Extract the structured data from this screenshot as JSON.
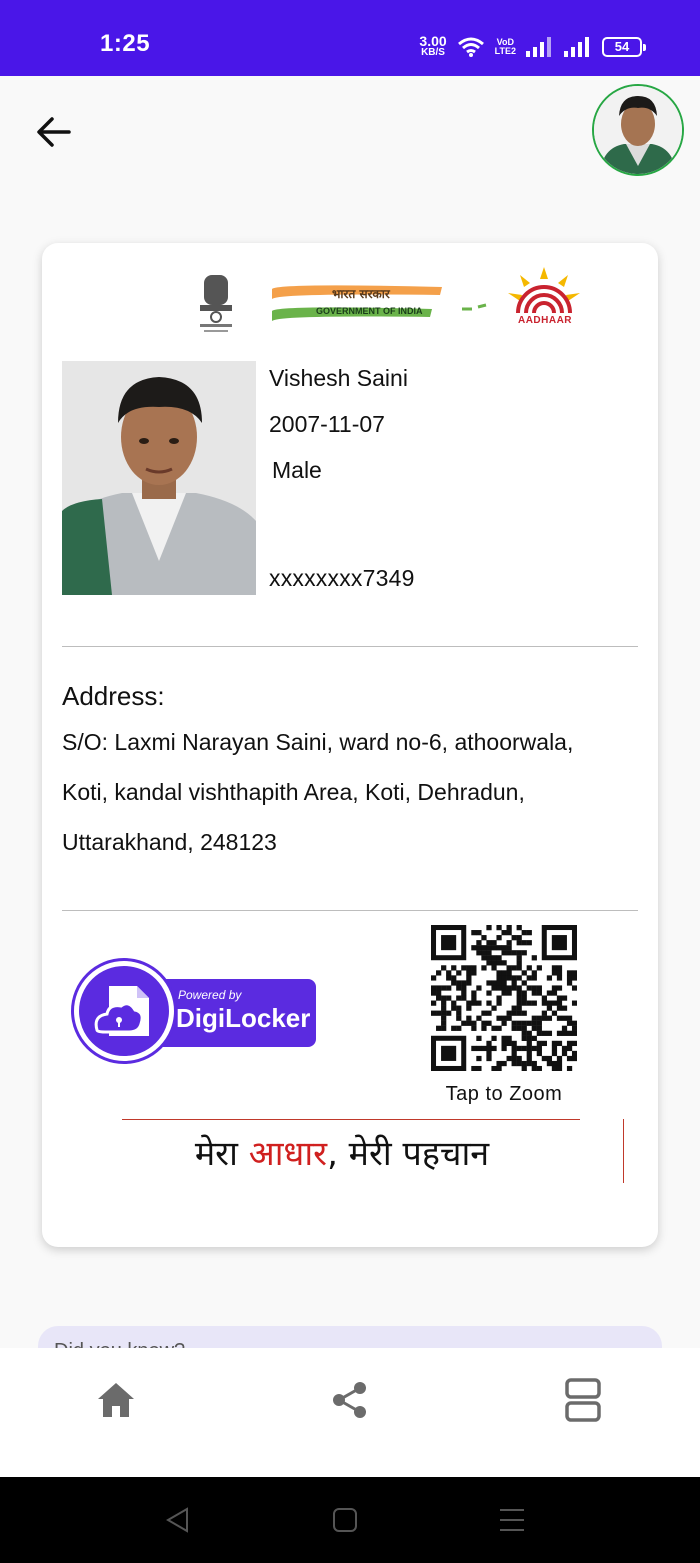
{
  "status_bar": {
    "time": "1:25",
    "net_speed_value": "3.00",
    "net_speed_unit": "KB/S",
    "volte_top": "VoD",
    "volte_bottom": "LTE2",
    "battery": "54"
  },
  "card": {
    "govt_hindi": "भारत सरकार",
    "govt_english": "GOVERNMENT OF INDIA",
    "aadhaar_logo_text": "AADHAAR",
    "name": "Vishesh Saini",
    "dob": "2007-11-07",
    "gender": "Male",
    "aadhaar_number": "xxxxxxxx7349",
    "address_title": "Address:",
    "address_lines": [
      "S/O: Laxmi Narayan Saini, ward no-6, athoorwala,",
      "Koti, kandal vishthapith Area, Koti, Dehradun,",
      "Uttarakhand, 248123"
    ],
    "digilocker_powered": "Powered by",
    "digilocker_name": "DigiLocker",
    "qr_caption": "Tap to Zoom",
    "tagline_part1": "मेरा ",
    "tagline_red": "आधार",
    "tagline_part2": ", मेरी पहचान"
  },
  "peek_card": {
    "text": "Did you know?"
  },
  "icons": {
    "back": "arrow-left-icon",
    "home": "home-icon",
    "share": "share-icon",
    "list": "list-icon"
  },
  "colors": {
    "status_bar": "#4a16e8",
    "digilocker": "#5b2be0",
    "avatar_border": "#27a744",
    "tagline_red": "#d0201f"
  }
}
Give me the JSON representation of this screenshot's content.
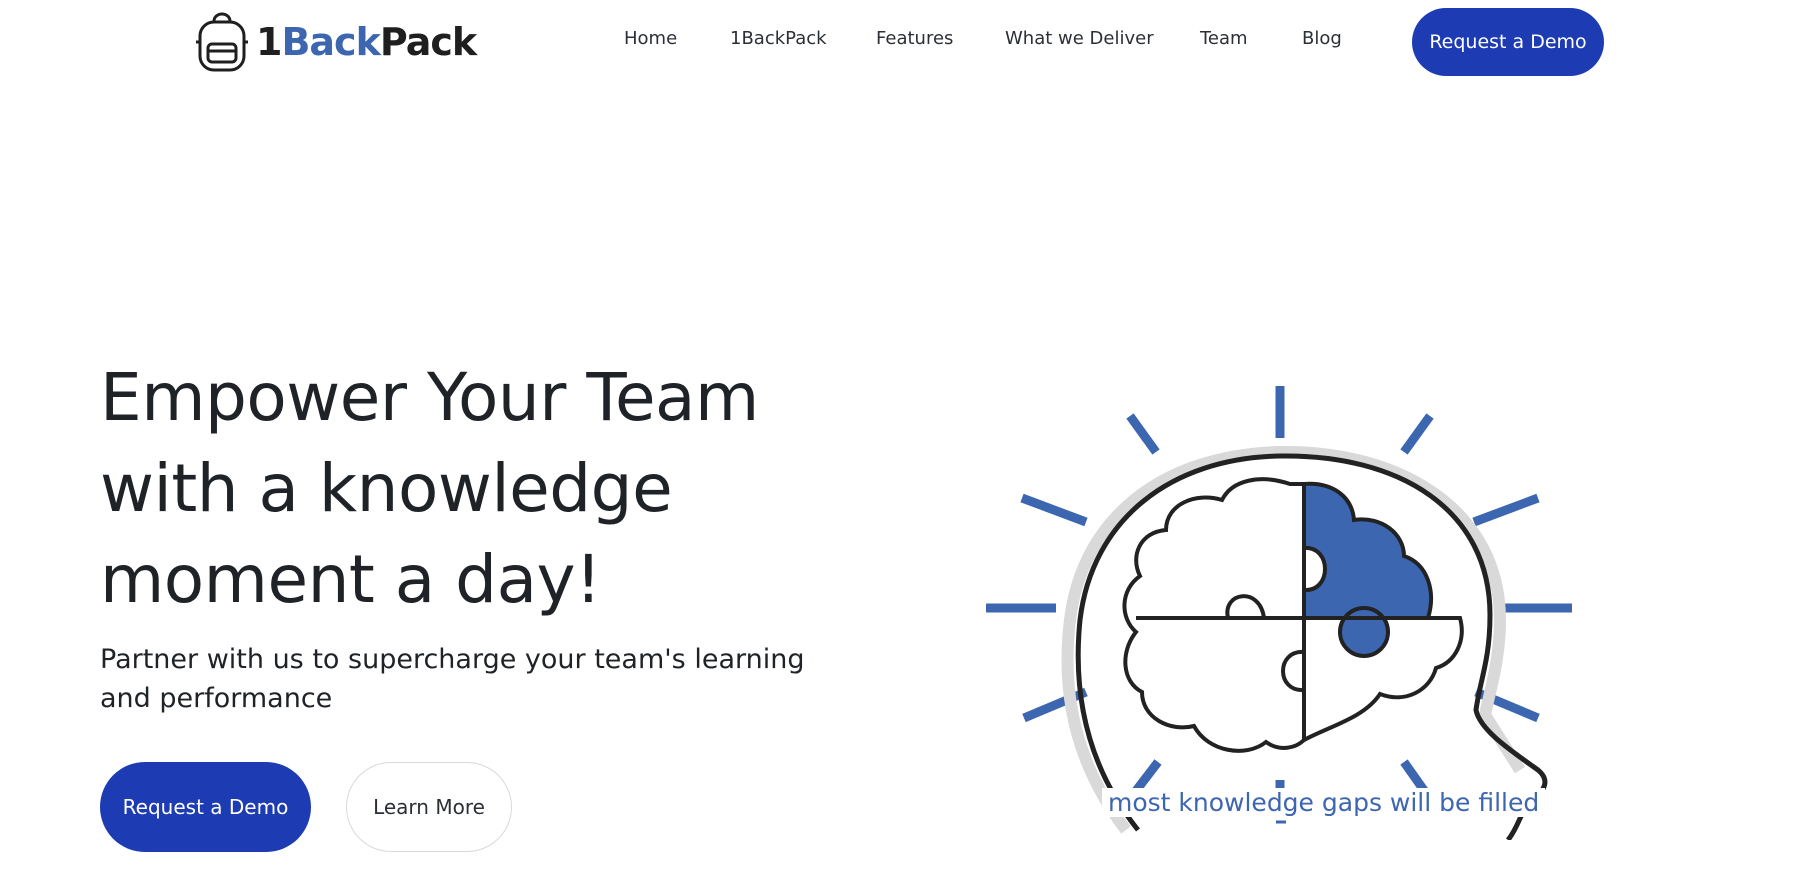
{
  "header": {
    "logo": {
      "text_1": "1",
      "text_2": "Back",
      "text_3": "Pack",
      "icon": "backpack-icon"
    },
    "nav": [
      {
        "label": "Home"
      },
      {
        "label": "1BackPack"
      },
      {
        "label": "Features"
      },
      {
        "label": "What we Deliver"
      },
      {
        "label": "Team"
      },
      {
        "label": "Blog"
      }
    ],
    "cta_label": "Request a Demo"
  },
  "hero": {
    "title": "Empower Your Team with a knowledge moment a day!",
    "subtitle": "Partner with us to supercharge your team's learning and performance",
    "primary_label": "Request a Demo",
    "secondary_label": "Learn More",
    "illustration_caption": "most knowledge gaps will be filled"
  },
  "colors": {
    "primary": "#1d3bb3",
    "accent_blue": "#3d66b0",
    "text": "#1f2328"
  }
}
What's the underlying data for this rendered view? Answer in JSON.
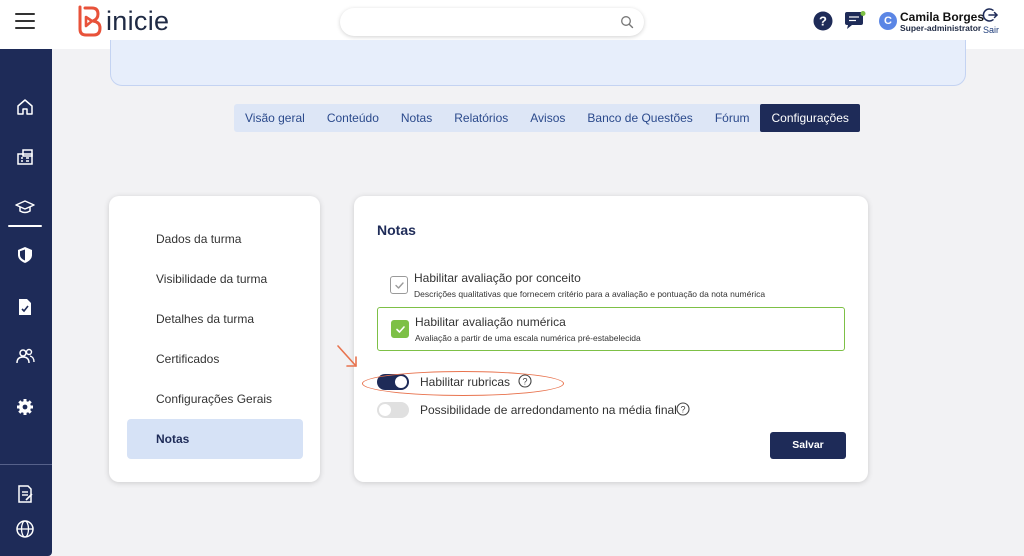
{
  "header": {
    "brand": "inicie",
    "search_placeholder": "",
    "user": {
      "initial": "C",
      "name": "Camila Borges",
      "role": "Super-administrator"
    },
    "logout_label": "Sair"
  },
  "colors": {
    "primary": "#1e2b58",
    "brand_red": "#e8523a",
    "accent_green": "#7dc046",
    "annotation_orange": "#e8734e"
  },
  "sidebar": {
    "icons": [
      "home-icon",
      "school-icon",
      "graduation-cap-icon",
      "shield-icon",
      "document-icon",
      "users-icon",
      "gear-icon",
      "report-icon",
      "globe-icon"
    ],
    "active": "graduation-cap-icon"
  },
  "tabs": [
    {
      "label": "Visão geral",
      "active": false
    },
    {
      "label": "Conteúdo",
      "active": false
    },
    {
      "label": "Notas",
      "active": false
    },
    {
      "label": "Relatórios",
      "active": false
    },
    {
      "label": "Avisos",
      "active": false
    },
    {
      "label": "Banco de Questões",
      "active": false
    },
    {
      "label": "Fórum",
      "active": false
    },
    {
      "label": "Configurações",
      "active": true
    }
  ],
  "menu": {
    "items": [
      {
        "label": "Dados da turma",
        "active": false
      },
      {
        "label": "Visibilidade da turma",
        "active": false
      },
      {
        "label": "Detalhes da turma",
        "active": false
      },
      {
        "label": "Certificados",
        "active": false
      },
      {
        "label": "Configurações Gerais",
        "active": false
      },
      {
        "label": "Notas",
        "active": true
      }
    ]
  },
  "settings": {
    "title": "Notas",
    "options": [
      {
        "label": "Habilitar avaliação por conceito",
        "description": "Descrições qualitativas que fornecem critério para a avaliação e pontuação da nota numérica",
        "checked": false
      },
      {
        "label": "Habilitar avaliação numérica",
        "description": "Avaliação a partir de uma escala numérica pré-estabelecida",
        "checked": true
      }
    ],
    "toggles": [
      {
        "label": "Habilitar rubricas",
        "on": true
      },
      {
        "label": "Possibilidade de arredondamento na média final",
        "on": false
      }
    ],
    "save_label": "Salvar"
  }
}
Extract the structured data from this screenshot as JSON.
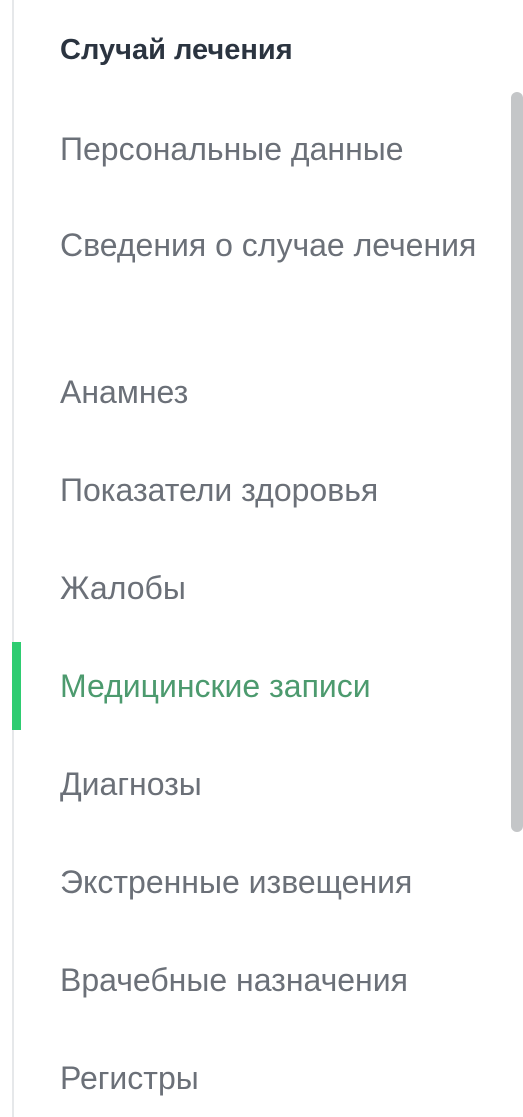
{
  "panel": {
    "title": "Случай лечения",
    "items": [
      {
        "label": "Персональные данные",
        "active": false
      },
      {
        "label": "Сведения о случае лечения",
        "active": false
      },
      {
        "label": "Анамнез",
        "active": false
      },
      {
        "label": "Показатели здоровья",
        "active": false
      },
      {
        "label": "Жалобы",
        "active": false
      },
      {
        "label": "Медицинские записи",
        "active": true
      },
      {
        "label": "Диагнозы",
        "active": false
      },
      {
        "label": "Экстренные извещения",
        "active": false
      },
      {
        "label": "Врачебные назначения",
        "active": false
      },
      {
        "label": "Регистры",
        "active": false
      }
    ]
  },
  "colors": {
    "active_text": "#4c9a6e",
    "active_indicator": "#2ecc71",
    "item_text": "#6b7078",
    "title_text": "#2b3440"
  }
}
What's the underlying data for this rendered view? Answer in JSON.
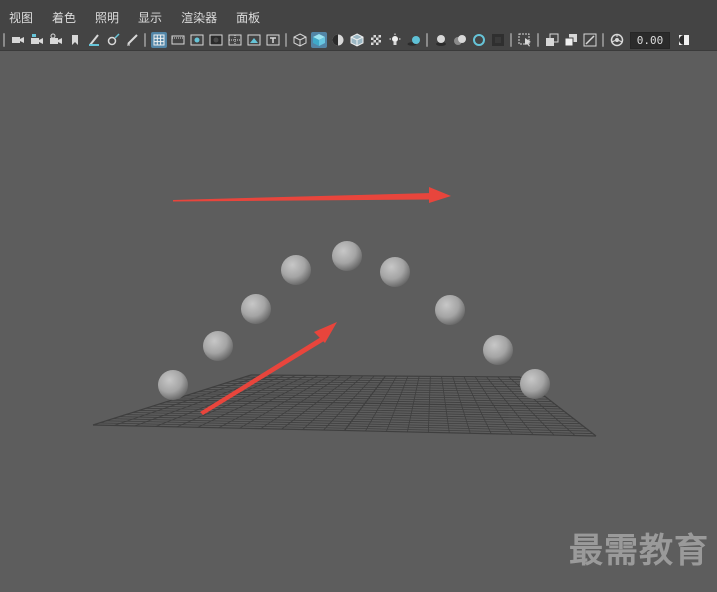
{
  "menu": [
    "视图",
    "着色",
    "照明",
    "显示",
    "渲染器",
    "面板"
  ],
  "toolbar": {
    "icons": [
      "camera-icon",
      "camera-select-icon",
      "camera-lock-icon",
      "bookmark-icon",
      "grease-pencil-icon",
      "transform-pivot-icon",
      "pen-icon",
      "grid-icon",
      "film-gate-icon",
      "resolution-gate-icon",
      "gate-mask-icon",
      "field-chart-icon",
      "safe-action-icon",
      "safe-title-icon",
      "wireframe-icon",
      "smooth-shade-icon",
      "default-material-icon",
      "wireframe-on-shaded-icon",
      "textured-icon",
      "use-all-lights-icon",
      "shadows-icon",
      "screen-space-ao-icon",
      "motion-blur-icon",
      "multisample-aa-icon",
      "depth-of-field-icon",
      "isolate-select-icon",
      "xray-icon",
      "xray-active-icon",
      "xray-joints-icon",
      "exposure-icon",
      "gamma-icon"
    ],
    "exposure_value": "0.00"
  },
  "watermark": "最需教育",
  "colors": {
    "ui_bg": "#444444",
    "viewport_bg": "#5d5d5d",
    "active_icon": "#5285a6",
    "arrow": "#e8453c",
    "grid": "#3f3f3f"
  }
}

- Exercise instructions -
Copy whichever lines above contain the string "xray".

- Task answer -
      "xray-icon",
      "xray-active-icon",
      "xray-joints-icon",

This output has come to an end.